Activity »
The records below are to be reproduced word for word.
:: Data under study ::
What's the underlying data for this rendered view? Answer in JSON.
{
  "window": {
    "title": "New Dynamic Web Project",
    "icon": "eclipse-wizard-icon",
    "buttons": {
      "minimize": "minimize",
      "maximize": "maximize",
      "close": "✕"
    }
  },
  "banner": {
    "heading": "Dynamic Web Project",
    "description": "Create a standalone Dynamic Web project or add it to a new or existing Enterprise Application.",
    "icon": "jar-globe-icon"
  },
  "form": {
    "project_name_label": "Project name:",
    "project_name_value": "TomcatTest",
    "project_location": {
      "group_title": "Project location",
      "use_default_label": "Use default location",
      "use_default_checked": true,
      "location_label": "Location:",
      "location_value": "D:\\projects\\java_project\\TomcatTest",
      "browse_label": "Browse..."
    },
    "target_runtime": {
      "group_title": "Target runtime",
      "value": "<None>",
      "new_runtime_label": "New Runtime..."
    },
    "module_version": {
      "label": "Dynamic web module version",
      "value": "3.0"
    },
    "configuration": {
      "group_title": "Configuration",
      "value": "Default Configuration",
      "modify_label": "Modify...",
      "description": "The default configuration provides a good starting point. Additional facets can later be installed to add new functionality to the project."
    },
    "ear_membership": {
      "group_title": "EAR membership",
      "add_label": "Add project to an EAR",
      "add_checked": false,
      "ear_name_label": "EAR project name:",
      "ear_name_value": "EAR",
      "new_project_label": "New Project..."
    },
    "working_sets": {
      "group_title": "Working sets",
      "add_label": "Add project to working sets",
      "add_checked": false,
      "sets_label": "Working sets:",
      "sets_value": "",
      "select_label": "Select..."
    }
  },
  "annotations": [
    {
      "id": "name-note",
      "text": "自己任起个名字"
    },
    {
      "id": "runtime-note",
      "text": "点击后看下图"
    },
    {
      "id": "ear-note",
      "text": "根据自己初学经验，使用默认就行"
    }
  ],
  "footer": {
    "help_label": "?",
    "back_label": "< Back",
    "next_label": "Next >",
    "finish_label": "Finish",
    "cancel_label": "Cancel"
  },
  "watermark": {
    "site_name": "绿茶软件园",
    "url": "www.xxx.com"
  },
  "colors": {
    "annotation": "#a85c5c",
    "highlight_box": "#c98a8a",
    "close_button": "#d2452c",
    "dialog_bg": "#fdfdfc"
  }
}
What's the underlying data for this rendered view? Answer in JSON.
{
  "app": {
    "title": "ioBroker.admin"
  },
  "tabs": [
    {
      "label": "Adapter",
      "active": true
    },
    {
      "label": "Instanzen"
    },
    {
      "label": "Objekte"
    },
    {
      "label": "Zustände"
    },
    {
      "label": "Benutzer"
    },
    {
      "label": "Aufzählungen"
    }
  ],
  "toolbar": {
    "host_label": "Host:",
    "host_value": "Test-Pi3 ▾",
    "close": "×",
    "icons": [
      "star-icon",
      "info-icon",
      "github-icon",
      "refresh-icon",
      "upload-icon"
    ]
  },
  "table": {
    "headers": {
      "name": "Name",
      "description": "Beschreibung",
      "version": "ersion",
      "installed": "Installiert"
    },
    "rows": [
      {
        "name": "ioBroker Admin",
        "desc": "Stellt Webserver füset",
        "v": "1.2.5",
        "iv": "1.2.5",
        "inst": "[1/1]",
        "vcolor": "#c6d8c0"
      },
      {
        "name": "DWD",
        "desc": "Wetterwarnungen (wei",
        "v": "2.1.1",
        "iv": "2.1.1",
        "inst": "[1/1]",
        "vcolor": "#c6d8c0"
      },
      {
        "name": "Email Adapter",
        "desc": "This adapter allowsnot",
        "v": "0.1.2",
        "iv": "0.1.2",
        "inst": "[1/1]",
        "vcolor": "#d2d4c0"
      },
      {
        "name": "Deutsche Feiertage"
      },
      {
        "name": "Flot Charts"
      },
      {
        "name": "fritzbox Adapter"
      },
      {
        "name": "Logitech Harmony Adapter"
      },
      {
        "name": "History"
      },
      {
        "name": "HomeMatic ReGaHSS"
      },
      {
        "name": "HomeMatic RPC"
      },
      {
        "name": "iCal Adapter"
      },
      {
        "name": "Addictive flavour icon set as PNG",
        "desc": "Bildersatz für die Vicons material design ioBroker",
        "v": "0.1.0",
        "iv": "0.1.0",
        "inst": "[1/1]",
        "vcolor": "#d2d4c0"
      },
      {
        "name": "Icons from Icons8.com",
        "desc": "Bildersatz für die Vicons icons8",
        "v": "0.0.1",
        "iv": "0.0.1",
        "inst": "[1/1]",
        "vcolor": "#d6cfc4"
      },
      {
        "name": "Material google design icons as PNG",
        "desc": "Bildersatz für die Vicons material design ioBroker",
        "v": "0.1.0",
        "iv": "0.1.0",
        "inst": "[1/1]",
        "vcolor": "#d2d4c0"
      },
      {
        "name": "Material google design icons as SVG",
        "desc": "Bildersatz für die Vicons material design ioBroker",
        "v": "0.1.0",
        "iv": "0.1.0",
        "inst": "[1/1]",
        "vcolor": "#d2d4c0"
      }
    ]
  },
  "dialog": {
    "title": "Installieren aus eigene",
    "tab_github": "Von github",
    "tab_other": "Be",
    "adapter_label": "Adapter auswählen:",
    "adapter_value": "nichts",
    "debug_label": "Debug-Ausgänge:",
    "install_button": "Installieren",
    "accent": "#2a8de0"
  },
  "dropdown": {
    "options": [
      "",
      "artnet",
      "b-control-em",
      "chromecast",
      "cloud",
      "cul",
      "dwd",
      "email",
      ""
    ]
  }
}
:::
Answer below »
What's the underlying data for this rendered view? Answer in JSON.
{
  "window": {
    "title": "New Dynamic Web Project",
    "icon": "eclipse-wizard-icon",
    "buttons": {
      "minimize": "minimize",
      "maximize": "maximize",
      "close": "✕"
    }
  },
  "banner": {
    "heading": "Dynamic Web Project",
    "description": "Create a standalone Dynamic Web project or add it to a new or existing Enterprise Application.",
    "icon": "jar-globe-icon"
  },
  "form": {
    "project_name_label": "Project name:",
    "project_name_value": "TomcatTest",
    "project_location": {
      "group_title": "Project location",
      "use_default_label": "Use default location",
      "use_default_checked": true,
      "location_label": "Location:",
      "location_value": "D:\\projects\\java_project\\TomcatTest",
      "browse_label": "Browse..."
    },
    "target_runtime": {
      "group_title": "Target runtime",
      "value": "<None>",
      "new_runtime_label": "New Runtime..."
    },
    "module_version": {
      "label": "Dynamic web module version",
      "value": "3.0"
    },
    "configuration": {
      "group_title": "Configuration",
      "value": "Default Configuration",
      "modify_label": "Modify...",
      "description": "The default configuration provides a good starting point. Additional facets can later be installed to add new functionality to the project."
    },
    "ear_membership": {
      "group_title": "EAR membership",
      "add_label": "Add project to an EAR",
      "add_checked": false,
      "ear_name_label": "EAR project name:",
      "ear_name_value": "EAR",
      "new_project_label": "New Project..."
    },
    "working_sets": {
      "group_title": "Working sets",
      "add_label": "Add project to working sets",
      "add_checked": false,
      "sets_label": "Working sets:",
      "sets_value": "",
      "select_label": "Select..."
    }
  },
  "annotations": [
    {
      "id": "name-note",
      "text": "自己任起个名字"
    },
    {
      "id": "runtime-note",
      "text": "点击后看下图"
    },
    {
      "id": "ear-note",
      "text": "根据自己初学经验，使用默认就行"
    }
  ],
  "footer": {
    "help_label": "?",
    "back_label": "< Back",
    "next_label": "Next >",
    "finish_label": "Finish",
    "cancel_label": "Cancel"
  },
  "watermark": {
    "site_name": "绿茶软件园",
    "url": "www.xxx.com"
  },
  "colors": {
    "annotation": "#a85c5c",
    "highlight_box": "#c98a8a",
    "close_button": "#d2452c",
    "dialog_bg": "#fdfdfc"
  }
}
What's the underlying data for this rendered view? Answer in JSON.
{
  "app": {
    "title": "ioBroker.admin"
  },
  "tabs": [
    {
      "label": "Adapter",
      "active": true
    },
    {
      "label": "Instanzen"
    },
    {
      "label": "Objekte"
    },
    {
      "label": "Zustände"
    },
    {
      "label": "Benutzer"
    },
    {
      "label": "Aufzählungen"
    }
  ],
  "toolbar": {
    "host_label": "Host:",
    "host_value": "Test-Pi3 ▾",
    "close": "×",
    "icons": [
      "star-icon",
      "info-icon",
      "github-icon",
      "refresh-icon",
      "upload-icon"
    ]
  },
  "table": {
    "headers": {
      "name": "Name",
      "description": "Beschreibung",
      "version": "ersion",
      "installed": "Installiert"
    },
    "rows": [
      {
        "name": "ioBroker Admin",
        "desc": "Stellt Webserver füset",
        "v": "1.2.5",
        "iv": "1.2.5",
        "inst": "[1/1]",
        "vcolor": "#c6d8c0"
      },
      {
        "name": "DWD",
        "desc": "Wetterwarnungen (wei",
        "v": "2.1.1",
        "iv": "2.1.1",
        "inst": "[1/1]",
        "vcolor": "#c6d8c0"
      },
      {
        "name": "Email Adapter",
        "desc": "This adapter allowsnot",
        "v": "0.1.2",
        "iv": "0.1.2",
        "inst": "[1/1]",
        "vcolor": "#d2d4c0"
      },
      {
        "name": "Deutsche Feiertage"
      },
      {
        "name": "Flot Charts"
      },
      {
        "name": "fritzbox Adapter"
      },
      {
        "name": "Logitech Harmony Adapter"
      },
      {
        "name": "History"
      },
      {
        "name": "HomeMatic ReGaHSS"
      },
      {
        "name": "HomeMatic RPC"
      },
      {
        "name": "iCal Adapter"
      },
      {
        "name": "Addictive flavour icon set as PNG",
        "desc": "Bildersatz für die Vicons material design ioBroker",
        "v": "0.1.0",
        "iv": "0.1.0",
        "inst": "[1/1]",
        "vcolor": "#d2d4c0"
      },
      {
        "name": "Icons from Icons8.com",
        "desc": "Bildersatz für die Vicons icons8",
        "v": "0.0.1",
        "iv": "0.0.1",
        "inst": "[1/1]",
        "vcolor": "#d6cfc4"
      },
      {
        "name": "Material google design icons as PNG",
        "desc": "Bildersatz für die Vicons material design ioBroker",
        "v": "0.1.0",
        "iv": "0.1.0",
        "inst": "[1/1]",
        "vcolor": "#d2d4c0"
      },
      {
        "name": "Material google design icons as SVG",
        "desc": "Bildersatz für die Vicons material design ioBroker",
        "v": "0.1.0",
        "iv": "0.1.0",
        "inst": "[1/1]",
        "vcolor": "#d2d4c0"
      }
    ]
  },
  "dialog": {
    "title": "Installieren aus eigene",
    "tab_github": "Von github",
    "tab_other": "Be",
    "adapter_label": "Adapter auswählen:",
    "adapter_value": "nichts",
    "debug_label": "Debug-Ausgänge:",
    "install_button": "Installieren",
    "accent": "#2a8de0"
  },
  "dropdown": {
    "options": [
      "",
      "artnet",
      "b-control-em",
      "chromecast",
      "cloud",
      "cul",
      "dwd",
      "email",
      ""
    ]
  }
}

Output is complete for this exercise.